Source data:

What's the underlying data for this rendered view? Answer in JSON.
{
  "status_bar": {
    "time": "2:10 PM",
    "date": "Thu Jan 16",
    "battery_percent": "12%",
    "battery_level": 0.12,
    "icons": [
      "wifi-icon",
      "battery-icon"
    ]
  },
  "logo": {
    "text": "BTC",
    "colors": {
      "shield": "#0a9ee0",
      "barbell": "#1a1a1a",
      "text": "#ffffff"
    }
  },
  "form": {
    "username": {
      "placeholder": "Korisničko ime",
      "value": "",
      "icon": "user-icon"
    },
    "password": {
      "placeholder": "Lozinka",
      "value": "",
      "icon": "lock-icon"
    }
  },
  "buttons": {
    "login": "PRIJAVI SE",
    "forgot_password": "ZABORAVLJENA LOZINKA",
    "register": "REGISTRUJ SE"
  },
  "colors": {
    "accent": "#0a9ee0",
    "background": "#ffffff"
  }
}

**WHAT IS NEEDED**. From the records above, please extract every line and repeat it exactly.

**FINAL ANSWER**.
What's the underlying data for this rendered view? Answer in JSON.
{
  "status_bar": {
    "time": "2:10 PM",
    "date": "Thu Jan 16",
    "battery_percent": "12%",
    "battery_level": 0.12,
    "icons": [
      "wifi-icon",
      "battery-icon"
    ]
  },
  "logo": {
    "text": "BTC",
    "colors": {
      "shield": "#0a9ee0",
      "barbell": "#1a1a1a",
      "text": "#ffffff"
    }
  },
  "form": {
    "username": {
      "placeholder": "Korisničko ime",
      "value": "",
      "icon": "user-icon"
    },
    "password": {
      "placeholder": "Lozinka",
      "value": "",
      "icon": "lock-icon"
    }
  },
  "buttons": {
    "login": "PRIJAVI SE",
    "forgot_password": "ZABORAVLJENA LOZINKA",
    "register": "REGISTRUJ SE"
  },
  "colors": {
    "accent": "#0a9ee0",
    "background": "#ffffff"
  }
}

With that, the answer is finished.